With nothing added or dropped, output every record below exactly.
Dataset entries: Begin
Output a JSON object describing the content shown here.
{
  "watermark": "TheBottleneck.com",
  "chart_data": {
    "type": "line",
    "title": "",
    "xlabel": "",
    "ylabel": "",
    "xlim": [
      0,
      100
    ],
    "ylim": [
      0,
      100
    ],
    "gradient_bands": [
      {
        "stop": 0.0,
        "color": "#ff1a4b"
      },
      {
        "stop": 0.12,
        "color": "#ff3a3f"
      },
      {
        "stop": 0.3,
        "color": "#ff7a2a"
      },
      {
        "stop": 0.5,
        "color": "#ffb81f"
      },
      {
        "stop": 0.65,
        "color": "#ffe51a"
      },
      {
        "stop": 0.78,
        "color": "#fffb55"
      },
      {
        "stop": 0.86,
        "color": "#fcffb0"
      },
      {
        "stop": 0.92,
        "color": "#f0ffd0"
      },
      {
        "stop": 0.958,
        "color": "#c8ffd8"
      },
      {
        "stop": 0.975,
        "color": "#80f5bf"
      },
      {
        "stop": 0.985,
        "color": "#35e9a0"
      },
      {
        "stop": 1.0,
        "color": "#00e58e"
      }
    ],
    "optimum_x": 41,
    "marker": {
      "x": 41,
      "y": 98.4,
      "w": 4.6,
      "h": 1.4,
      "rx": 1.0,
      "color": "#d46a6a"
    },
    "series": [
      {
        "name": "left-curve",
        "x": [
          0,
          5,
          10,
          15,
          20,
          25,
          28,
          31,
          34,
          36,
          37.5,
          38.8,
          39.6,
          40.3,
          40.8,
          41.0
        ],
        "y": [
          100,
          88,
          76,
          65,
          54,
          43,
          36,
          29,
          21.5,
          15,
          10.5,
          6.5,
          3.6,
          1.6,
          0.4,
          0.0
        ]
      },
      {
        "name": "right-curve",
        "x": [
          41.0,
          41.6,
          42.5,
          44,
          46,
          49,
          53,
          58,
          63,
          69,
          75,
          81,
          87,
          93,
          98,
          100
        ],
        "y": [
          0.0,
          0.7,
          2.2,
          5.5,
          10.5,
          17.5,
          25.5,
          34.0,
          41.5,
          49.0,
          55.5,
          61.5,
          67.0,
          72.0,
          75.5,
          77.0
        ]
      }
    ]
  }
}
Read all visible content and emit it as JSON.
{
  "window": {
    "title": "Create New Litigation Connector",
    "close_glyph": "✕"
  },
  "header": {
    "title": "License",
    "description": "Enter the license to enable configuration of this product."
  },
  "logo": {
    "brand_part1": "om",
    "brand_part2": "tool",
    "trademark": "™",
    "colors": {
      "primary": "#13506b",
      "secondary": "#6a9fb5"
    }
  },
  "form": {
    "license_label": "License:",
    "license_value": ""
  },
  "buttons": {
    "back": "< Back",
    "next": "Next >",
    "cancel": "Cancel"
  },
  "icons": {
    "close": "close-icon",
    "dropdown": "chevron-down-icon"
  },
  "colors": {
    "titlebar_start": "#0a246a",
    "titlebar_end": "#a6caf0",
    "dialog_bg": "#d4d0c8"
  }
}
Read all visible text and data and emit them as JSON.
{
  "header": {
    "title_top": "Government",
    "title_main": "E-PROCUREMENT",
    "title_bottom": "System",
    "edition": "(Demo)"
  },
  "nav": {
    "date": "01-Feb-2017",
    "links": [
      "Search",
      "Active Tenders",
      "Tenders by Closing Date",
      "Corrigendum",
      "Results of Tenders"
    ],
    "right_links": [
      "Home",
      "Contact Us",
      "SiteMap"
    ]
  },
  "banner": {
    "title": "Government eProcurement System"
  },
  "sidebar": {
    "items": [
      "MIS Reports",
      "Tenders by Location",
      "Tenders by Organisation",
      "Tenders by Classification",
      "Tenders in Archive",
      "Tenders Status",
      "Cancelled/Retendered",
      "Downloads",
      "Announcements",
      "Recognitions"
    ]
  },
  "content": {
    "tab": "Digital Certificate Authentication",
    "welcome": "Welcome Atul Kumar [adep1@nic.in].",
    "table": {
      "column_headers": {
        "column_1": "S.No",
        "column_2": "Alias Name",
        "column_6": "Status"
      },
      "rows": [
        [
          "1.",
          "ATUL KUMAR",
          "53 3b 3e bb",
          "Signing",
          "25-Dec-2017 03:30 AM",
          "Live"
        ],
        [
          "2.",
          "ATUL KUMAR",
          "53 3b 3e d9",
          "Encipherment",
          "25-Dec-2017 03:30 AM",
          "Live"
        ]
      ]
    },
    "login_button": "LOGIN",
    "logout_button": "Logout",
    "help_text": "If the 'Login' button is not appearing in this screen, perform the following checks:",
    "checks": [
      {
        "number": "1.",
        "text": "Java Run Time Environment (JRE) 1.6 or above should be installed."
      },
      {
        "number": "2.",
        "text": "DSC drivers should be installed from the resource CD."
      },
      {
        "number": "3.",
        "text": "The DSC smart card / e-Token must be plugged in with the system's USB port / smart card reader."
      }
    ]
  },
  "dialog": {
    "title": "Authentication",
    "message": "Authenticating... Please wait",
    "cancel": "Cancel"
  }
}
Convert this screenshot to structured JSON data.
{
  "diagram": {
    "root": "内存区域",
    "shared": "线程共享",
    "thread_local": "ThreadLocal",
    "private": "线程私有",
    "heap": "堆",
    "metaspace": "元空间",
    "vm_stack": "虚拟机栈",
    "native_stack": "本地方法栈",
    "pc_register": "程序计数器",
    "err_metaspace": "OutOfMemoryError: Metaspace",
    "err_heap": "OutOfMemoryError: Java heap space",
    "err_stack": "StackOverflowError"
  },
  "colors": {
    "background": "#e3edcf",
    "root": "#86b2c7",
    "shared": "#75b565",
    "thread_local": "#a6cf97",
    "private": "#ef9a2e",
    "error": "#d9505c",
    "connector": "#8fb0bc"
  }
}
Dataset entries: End
▶ **Response area**:
Output a JSON object describing the content shown here.
{
  "watermark": "TheBottleneck.com",
  "chart_data": {
    "type": "line",
    "title": "",
    "xlabel": "",
    "ylabel": "",
    "xlim": [
      0,
      100
    ],
    "ylim": [
      0,
      100
    ],
    "gradient_bands": [
      {
        "stop": 0.0,
        "color": "#ff1a4b"
      },
      {
        "stop": 0.12,
        "color": "#ff3a3f"
      },
      {
        "stop": 0.3,
        "color": "#ff7a2a"
      },
      {
        "stop": 0.5,
        "color": "#ffb81f"
      },
      {
        "stop": 0.65,
        "color": "#ffe51a"
      },
      {
        "stop": 0.78,
        "color": "#fffb55"
      },
      {
        "stop": 0.86,
        "color": "#fcffb0"
      },
      {
        "stop": 0.92,
        "color": "#f0ffd0"
      },
      {
        "stop": 0.958,
        "color": "#c8ffd8"
      },
      {
        "stop": 0.975,
        "color": "#80f5bf"
      },
      {
        "stop": 0.985,
        "color": "#35e9a0"
      },
      {
        "stop": 1.0,
        "color": "#00e58e"
      }
    ],
    "optimum_x": 41,
    "marker": {
      "x": 41,
      "y": 98.4,
      "w": 4.6,
      "h": 1.4,
      "rx": 1.0,
      "color": "#d46a6a"
    },
    "series": [
      {
        "name": "left-curve",
        "x": [
          0,
          5,
          10,
          15,
          20,
          25,
          28,
          31,
          34,
          36,
          37.5,
          38.8,
          39.6,
          40.3,
          40.8,
          41.0
        ],
        "y": [
          100,
          88,
          76,
          65,
          54,
          43,
          36,
          29,
          21.5,
          15,
          10.5,
          6.5,
          3.6,
          1.6,
          0.4,
          0.0
        ]
      },
      {
        "name": "right-curve",
        "x": [
          41.0,
          41.6,
          42.5,
          44,
          46,
          49,
          53,
          58,
          63,
          69,
          75,
          81,
          87,
          93,
          98,
          100
        ],
        "y": [
          0.0,
          0.7,
          2.2,
          5.5,
          10.5,
          17.5,
          25.5,
          34.0,
          41.5,
          49.0,
          55.5,
          61.5,
          67.0,
          72.0,
          75.5,
          77.0
        ]
      }
    ]
  }
}
Read all visible content and emit it as JSON.
{
  "window": {
    "title": "Create New Litigation Connector",
    "close_glyph": "✕"
  },
  "header": {
    "title": "License",
    "description": "Enter the license to enable configuration of this product."
  },
  "logo": {
    "brand_part1": "om",
    "brand_part2": "tool",
    "trademark": "™",
    "colors": {
      "primary": "#13506b",
      "secondary": "#6a9fb5"
    }
  },
  "form": {
    "license_label": "License:",
    "license_value": ""
  },
  "buttons": {
    "back": "< Back",
    "next": "Next >",
    "cancel": "Cancel"
  },
  "icons": {
    "close": "close-icon",
    "dropdown": "chevron-down-icon"
  },
  "colors": {
    "titlebar_start": "#0a246a",
    "titlebar_end": "#a6caf0",
    "dialog_bg": "#d4d0c8"
  }
}
Read all visible text and data and emit them as JSON.
{
  "header": {
    "title_top": "Government",
    "title_main": "E-PROCUREMENT",
    "title_bottom": "System",
    "edition": "(Demo)"
  },
  "nav": {
    "date": "01-Feb-2017",
    "links": [
      "Search",
      "Active Tenders",
      "Tenders by Closing Date",
      "Corrigendum",
      "Results of Tenders"
    ],
    "right_links": [
      "Home",
      "Contact Us",
      "SiteMap"
    ]
  },
  "banner": {
    "title": "Government eProcurement System"
  },
  "sidebar": {
    "items": [
      "MIS Reports",
      "Tenders by Location",
      "Tenders by Organisation",
      "Tenders by Classification",
      "Tenders in Archive",
      "Tenders Status",
      "Cancelled/Retendered",
      "Downloads",
      "Announcements",
      "Recognitions"
    ]
  },
  "content": {
    "tab": "Digital Certificate Authentication",
    "welcome": "Welcome Atul Kumar [adep1@nic.in].",
    "table": {
      "column_headers": {
        "column_1": "S.No",
        "column_2": "Alias Name",
        "column_6": "Status"
      },
      "rows": [
        [
          "1.",
          "ATUL KUMAR",
          "53 3b 3e bb",
          "Signing",
          "25-Dec-2017 03:30 AM",
          "Live"
        ],
        [
          "2.",
          "ATUL KUMAR",
          "53 3b 3e d9",
          "Encipherment",
          "25-Dec-2017 03:30 AM",
          "Live"
        ]
      ]
    },
    "login_button": "LOGIN",
    "logout_button": "Logout",
    "help_text": "If the 'Login' button is not appearing in this screen, perform the following checks:",
    "checks": [
      {
        "number": "1.",
        "text": "Java Run Time Environment (JRE) 1.6 or above should be installed."
      },
      {
        "number": "2.",
        "text": "DSC drivers should be installed from the resource CD."
      },
      {
        "number": "3.",
        "text": "The DSC smart card / e-Token must be plugged in with the system's USB port / smart card reader."
      }
    ]
  },
  "dialog": {
    "title": "Authentication",
    "message": "Authenticating... Please wait",
    "cancel": "Cancel"
  }
}
Convert this screenshot to structured JSON data.
{
  "diagram": {
    "root": "内存区域",
    "shared": "线程共享",
    "thread_local": "ThreadLocal",
    "private": "线程私有",
    "heap": "堆",
    "metaspace": "元空间",
    "vm_stack": "虚拟机栈",
    "native_stack": "本地方法栈",
    "pc_register": "程序计数器",
    "err_metaspace": "OutOfMemoryError: Metaspace",
    "err_heap": "OutOfMemoryError: Java heap space",
    "err_stack": "StackOverflowError"
  },
  "colors": {
    "background": "#e3edcf",
    "root": "#86b2c7",
    "shared": "#75b565",
    "thread_local": "#a6cf97",
    "private": "#ef9a2e",
    "error": "#d9505c",
    "connector": "#8fb0bc"
  }
}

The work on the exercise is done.